====== EXERCISE INPUTS
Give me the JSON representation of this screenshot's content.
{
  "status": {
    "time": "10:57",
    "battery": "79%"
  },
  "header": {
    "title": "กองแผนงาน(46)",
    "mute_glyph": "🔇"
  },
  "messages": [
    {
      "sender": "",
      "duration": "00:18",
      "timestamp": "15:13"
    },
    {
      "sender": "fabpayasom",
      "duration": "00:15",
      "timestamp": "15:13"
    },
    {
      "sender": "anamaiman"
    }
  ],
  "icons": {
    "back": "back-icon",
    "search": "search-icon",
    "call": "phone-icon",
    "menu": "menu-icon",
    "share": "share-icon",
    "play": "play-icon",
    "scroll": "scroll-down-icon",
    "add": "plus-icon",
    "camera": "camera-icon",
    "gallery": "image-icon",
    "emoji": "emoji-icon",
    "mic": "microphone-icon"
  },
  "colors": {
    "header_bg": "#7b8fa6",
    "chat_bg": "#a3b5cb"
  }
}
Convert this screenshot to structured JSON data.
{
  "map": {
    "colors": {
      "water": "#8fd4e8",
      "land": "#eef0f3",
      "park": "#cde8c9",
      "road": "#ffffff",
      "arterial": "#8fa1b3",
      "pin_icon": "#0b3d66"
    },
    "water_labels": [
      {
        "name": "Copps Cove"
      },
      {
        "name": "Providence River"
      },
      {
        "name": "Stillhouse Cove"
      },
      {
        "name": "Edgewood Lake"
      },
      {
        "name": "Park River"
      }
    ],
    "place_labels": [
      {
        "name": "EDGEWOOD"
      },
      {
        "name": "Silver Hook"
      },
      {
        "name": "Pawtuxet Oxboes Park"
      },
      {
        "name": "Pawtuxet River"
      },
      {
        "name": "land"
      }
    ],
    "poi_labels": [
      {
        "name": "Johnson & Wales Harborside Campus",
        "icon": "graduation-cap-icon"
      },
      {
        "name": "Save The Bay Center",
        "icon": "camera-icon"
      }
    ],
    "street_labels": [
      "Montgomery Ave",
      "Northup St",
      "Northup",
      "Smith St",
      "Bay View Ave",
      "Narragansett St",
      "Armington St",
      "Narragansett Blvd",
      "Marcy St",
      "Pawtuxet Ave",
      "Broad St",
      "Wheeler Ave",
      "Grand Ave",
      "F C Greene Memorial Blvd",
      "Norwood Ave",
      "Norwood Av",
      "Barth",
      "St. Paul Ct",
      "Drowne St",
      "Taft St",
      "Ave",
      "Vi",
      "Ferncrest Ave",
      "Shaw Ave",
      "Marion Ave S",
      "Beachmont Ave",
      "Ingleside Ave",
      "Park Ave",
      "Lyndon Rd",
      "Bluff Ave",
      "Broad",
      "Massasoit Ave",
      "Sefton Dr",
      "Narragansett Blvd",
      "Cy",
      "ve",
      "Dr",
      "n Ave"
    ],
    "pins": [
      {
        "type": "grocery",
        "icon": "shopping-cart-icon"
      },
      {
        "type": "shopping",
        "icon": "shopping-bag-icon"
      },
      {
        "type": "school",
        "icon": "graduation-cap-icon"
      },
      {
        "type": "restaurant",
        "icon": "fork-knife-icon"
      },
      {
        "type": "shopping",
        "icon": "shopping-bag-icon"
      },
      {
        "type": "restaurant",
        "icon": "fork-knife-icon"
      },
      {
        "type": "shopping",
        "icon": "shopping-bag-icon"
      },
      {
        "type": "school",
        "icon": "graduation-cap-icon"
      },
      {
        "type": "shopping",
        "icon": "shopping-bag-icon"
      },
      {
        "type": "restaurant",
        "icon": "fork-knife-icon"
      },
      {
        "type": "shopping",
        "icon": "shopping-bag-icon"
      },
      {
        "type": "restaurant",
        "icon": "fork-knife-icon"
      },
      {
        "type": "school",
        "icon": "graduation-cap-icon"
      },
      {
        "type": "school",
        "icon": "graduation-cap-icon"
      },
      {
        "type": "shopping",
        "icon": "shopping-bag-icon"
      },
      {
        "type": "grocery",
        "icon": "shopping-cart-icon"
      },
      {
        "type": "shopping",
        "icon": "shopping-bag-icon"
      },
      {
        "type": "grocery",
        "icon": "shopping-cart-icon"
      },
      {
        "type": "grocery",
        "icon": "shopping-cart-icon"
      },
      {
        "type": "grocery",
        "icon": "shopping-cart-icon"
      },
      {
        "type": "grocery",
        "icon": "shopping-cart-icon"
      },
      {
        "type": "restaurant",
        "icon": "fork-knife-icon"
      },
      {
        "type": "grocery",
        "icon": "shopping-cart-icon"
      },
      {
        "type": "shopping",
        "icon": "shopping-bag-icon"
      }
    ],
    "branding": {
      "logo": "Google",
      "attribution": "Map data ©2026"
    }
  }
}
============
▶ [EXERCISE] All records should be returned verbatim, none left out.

▶ [RESPONSE TO THE TASK]
Give me the JSON representation of this screenshot's content.
{
  "status": {
    "time": "10:57",
    "battery": "79%"
  },
  "header": {
    "title": "กองแผนงาน(46)",
    "mute_glyph": "🔇"
  },
  "messages": [
    {
      "sender": "",
      "duration": "00:18",
      "timestamp": "15:13"
    },
    {
      "sender": "fabpayasom",
      "duration": "00:15",
      "timestamp": "15:13"
    },
    {
      "sender": "anamaiman"
    }
  ],
  "icons": {
    "back": "back-icon",
    "search": "search-icon",
    "call": "phone-icon",
    "menu": "menu-icon",
    "share": "share-icon",
    "play": "play-icon",
    "scroll": "scroll-down-icon",
    "add": "plus-icon",
    "camera": "camera-icon",
    "gallery": "image-icon",
    "emoji": "emoji-icon",
    "mic": "microphone-icon"
  },
  "colors": {
    "header_bg": "#7b8fa6",
    "chat_bg": "#a3b5cb"
  }
}
Convert this screenshot to structured JSON data.
{
  "map": {
    "colors": {
      "water": "#8fd4e8",
      "land": "#eef0f3",
      "park": "#cde8c9",
      "road": "#ffffff",
      "arterial": "#8fa1b3",
      "pin_icon": "#0b3d66"
    },
    "water_labels": [
      {
        "name": "Copps Cove"
      },
      {
        "name": "Providence River"
      },
      {
        "name": "Stillhouse Cove"
      },
      {
        "name": "Edgewood Lake"
      },
      {
        "name": "Park River"
      }
    ],
    "place_labels": [
      {
        "name": "EDGEWOOD"
      },
      {
        "name": "Silver Hook"
      },
      {
        "name": "Pawtuxet Oxboes Park"
      },
      {
        "name": "Pawtuxet River"
      },
      {
        "name": "land"
      }
    ],
    "poi_labels": [
      {
        "name": "Johnson & Wales Harborside Campus",
        "icon": "graduation-cap-icon"
      },
      {
        "name": "Save The Bay Center",
        "icon": "camera-icon"
      }
    ],
    "street_labels": [
      "Montgomery Ave",
      "Northup St",
      "Northup",
      "Smith St",
      "Bay View Ave",
      "Narragansett St",
      "Armington St",
      "Narragansett Blvd",
      "Marcy St",
      "Pawtuxet Ave",
      "Broad St",
      "Wheeler Ave",
      "Grand Ave",
      "F C Greene Memorial Blvd",
      "Norwood Ave",
      "Norwood Av",
      "Barth",
      "St. Paul Ct",
      "Drowne St",
      "Taft St",
      "Ave",
      "Vi",
      "Ferncrest Ave",
      "Shaw Ave",
      "Marion Ave S",
      "Beachmont Ave",
      "Ingleside Ave",
      "Park Ave",
      "Lyndon Rd",
      "Bluff Ave",
      "Broad",
      "Massasoit Ave",
      "Sefton Dr",
      "Narragansett Blvd",
      "Cy",
      "ve",
      "Dr",
      "n Ave"
    ],
    "pins": [
      {
        "type": "grocery",
        "icon": "shopping-cart-icon"
      },
      {
        "type": "shopping",
        "icon": "shopping-bag-icon"
      },
      {
        "type": "school",
        "icon": "graduation-cap-icon"
      },
      {
        "type": "restaurant",
        "icon": "fork-knife-icon"
      },
      {
        "type": "shopping",
        "icon": "shopping-bag-icon"
      },
      {
        "type": "restaurant",
        "icon": "fork-knife-icon"
      },
      {
        "type": "shopping",
        "icon": "shopping-bag-icon"
      },
      {
        "type": "school",
        "icon": "graduation-cap-icon"
      },
      {
        "type": "shopping",
        "icon": "shopping-bag-icon"
      },
      {
        "type": "restaurant",
        "icon": "fork-knife-icon"
      },
      {
        "type": "shopping",
        "icon": "shopping-bag-icon"
      },
      {
        "type": "restaurant",
        "icon": "fork-knife-icon"
      },
      {
        "type": "school",
        "icon": "graduation-cap-icon"
      },
      {
        "type": "school",
        "icon": "graduation-cap-icon"
      },
      {
        "type": "shopping",
        "icon": "shopping-bag-icon"
      },
      {
        "type": "grocery",
        "icon": "shopping-cart-icon"
      },
      {
        "type": "shopping",
        "icon": "shopping-bag-icon"
      },
      {
        "type": "grocery",
        "icon": "shopping-cart-icon"
      },
      {
        "type": "grocery",
        "icon": "shopping-cart-icon"
      },
      {
        "type": "grocery",
        "icon": "shopping-cart-icon"
      },
      {
        "type": "grocery",
        "icon": "shopping-cart-icon"
      },
      {
        "type": "restaurant",
        "icon": "fork-knife-icon"
      },
      {
        "type": "grocery",
        "icon": "shopping-cart-icon"
      },
      {
        "type": "shopping",
        "icon": "shopping-bag-icon"
      }
    ],
    "branding": {
      "logo": "Google",
      "attribution": "Map data ©2026"
    }
  }
}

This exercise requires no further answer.